Three conservative school board members in Jefferson County, Colo., who pushed forward a performance-based teacher-compensation system and equalized charter school funding,that drew national attention and money.
Although the election themes in Jefferson County, a Denver suburb, mirrored those that often play out on the national stage in debates about public education, political watchers cautioned not to read too much into the results in which three Republican-backed board members were ousted by overwhelming margins. John Straayer, a professor of political science at Colorado State University, said the outcome in Jefferson County was largely the result of local factors.
Performance-based pay for teachers, charter school expansion, and curriculum changes, while controversial, have been part of debates about improving K-12 for some time and have been adopted in districts without the backlash they inspired in Jefferson County, he said.
The difference, he noted, was the pace and process of instituting changes, with board members quickly pushing through the initiatives. As a result, their actions were not “seen as an effort to press toward school improvement,” Straayer said, but more like a “takeover.”
School board members in three other districts were also recalled last week. In Selma, Calif.; Golden Plains, Calif.; and Caldwell, Idaho, eight school trustees lost their seats in recalls.
Joshua Spivak, a senior fellow at the Hugh L. Carey Institute for Government Reform at Wagner College in New York City, who tracks recall elections nationally, said the outcomes were not surprising. Unlike regular elections, which favor incumbents, the opposite is true in recalls: There is a more than 50 percent chance incumbents will lose.
Since 2012, 307 school board recalls have been attempted, he said. Among those that made it to the ballot, 24 officials lost their seats, 21 resigned, and 13 survived.

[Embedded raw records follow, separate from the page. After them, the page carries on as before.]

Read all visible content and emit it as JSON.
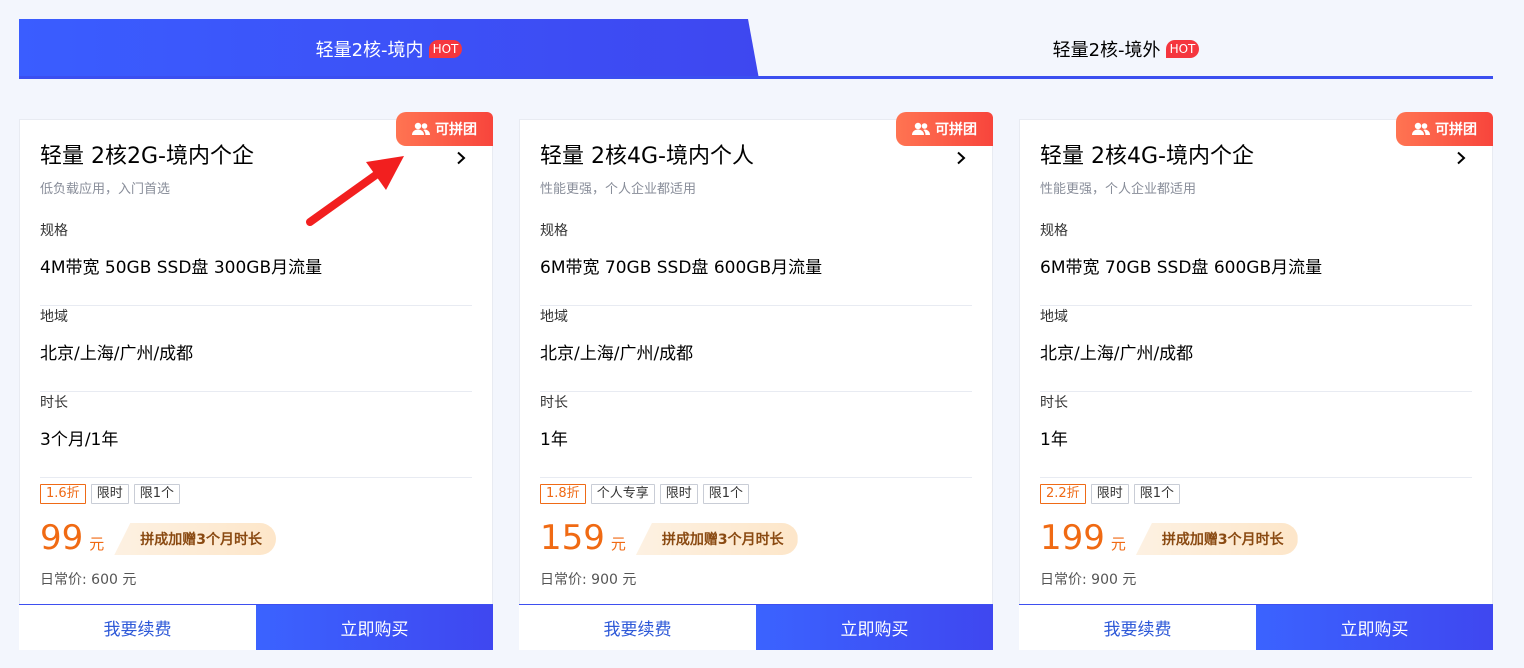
{
  "tabs": [
    {
      "label": "轻量2核-境内",
      "badge": "HOT"
    },
    {
      "label": "轻量2核-境外",
      "badge": "HOT"
    }
  ],
  "cards": [
    {
      "badge": "可拼团",
      "title": "轻量 2核2G-境内个企",
      "subtitle": "低负载应用，入门首选",
      "fields": [
        {
          "label": "规格",
          "value": "4M带宽 50GB SSD盘 300GB月流量"
        },
        {
          "label": "地域",
          "value": "北京/上海/广州/成都"
        },
        {
          "label": "时长",
          "value": "3个月/1年"
        }
      ],
      "tags": [
        "1.6折",
        "限时",
        "限1个"
      ],
      "price": "99",
      "unit": "元",
      "promo": "拼成加赠3个月时长",
      "original_price": "日常价: 600 元",
      "renew_label": "我要续费",
      "buy_label": "立即购买"
    },
    {
      "badge": "可拼团",
      "title": "轻量 2核4G-境内个人",
      "subtitle": "性能更强，个人企业都适用",
      "fields": [
        {
          "label": "规格",
          "value": "6M带宽 70GB SSD盘 600GB月流量"
        },
        {
          "label": "地域",
          "value": "北京/上海/广州/成都"
        },
        {
          "label": "时长",
          "value": "1年"
        }
      ],
      "tags": [
        "1.8折",
        "个人专享",
        "限时",
        "限1个"
      ],
      "price": "159",
      "unit": "元",
      "promo": "拼成加赠3个月时长",
      "original_price": "日常价: 900 元",
      "renew_label": "我要续费",
      "buy_label": "立即购买"
    },
    {
      "badge": "可拼团",
      "title": "轻量 2核4G-境内个企",
      "subtitle": "性能更强，个人企业都适用",
      "fields": [
        {
          "label": "规格",
          "value": "6M带宽 70GB SSD盘 600GB月流量"
        },
        {
          "label": "地域",
          "value": "北京/上海/广州/成都"
        },
        {
          "label": "时长",
          "value": "1年"
        }
      ],
      "tags": [
        "2.2折",
        "限时",
        "限1个"
      ],
      "price": "199",
      "unit": "元",
      "promo": "拼成加赠3个月时长",
      "original_price": "日常价: 900 元",
      "renew_label": "我要续费",
      "buy_label": "立即购买"
    }
  ],
  "colors": {
    "accent_blue": "#3e47f0",
    "price_orange": "#f06a13",
    "badge_red": "#f8453c",
    "annotation_arrow": "#f21f1f"
  },
  "icons": {
    "badge_icon": "users-icon",
    "card_chevron": "chevron-right-icon",
    "annotation": "red-arrow-icon"
  }
}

Local school board races, even recalls, are normally low-key affairs, he said. But the Jefferson County race attracted extra attention because of the political undertones—including Colorado’s role as a swing state—and a controversy involving the district last year centered on the Advanced Placement U.S. History curriculum.
Spivak said it’s possible that grassroots organizations of all political types could take cues from Jefferson County and mount similar campaigns against board members who back unpopular policies.
The ousted board members—John Newkirk, Julie Williams, and Ken Witt—were elected to the Jefferson County board in 2013 after defeating candidates backed by the Jefferson County Education Association, an affiliate of the National Education Association. On a five-member board, they became the new majority.
They pushed through a new teacher-compensation system that tied pay to evaluations and gave stipends to teachers who were rated effective or highly effective. They adopted student-based budgeting and allocated the same amount of funds for charter schools as regular district schools.
Last year, Williams forced the district of about 86,000 students into the national spotlight when she proposed a, with the goal of emphasizing patriotism and downplaying civil disobedience and strife. That move led to days of student walkouts, teacher sick-outs, and community mobilization.
Unhappy with those policies,, which called for the trio’s ouster. Recall organizers accused the three members of holding secret meetings and engaging in wasteful spending, including paying new superintendent Daniel McMinimee more than his predecessor and hiring a separate attorney and a separate communications firm for the board. Critics have also argued that the new members presided over a period of high teacher turnover in the district. The board members have denied the charges.
The money spent on the recall election—on both sides—is estimated to be $1 million. The local teachers’ union was a major supporter of the recall effort, while conservative groups like Americans for Prosperity, the advocacy group founded by the billionaire brothers Charles and David Koch, threw its financial muscle behind the incumbents.
With the contest over, McMinimee, the superintendent, sought to move past the discord. The school board will be composed of five new members.
“We hope that our Jeffco community can heal its rifts and reunite to focus on ensuring that every Jeffco student is well-equipped and prepared to excel in his or her college life or career,” McMinimee said in a statement.
A version of this article appeared in the November 11, 2015 edition of Education Week as In Colorado School Board Recall, Politics and Money Drive Ouster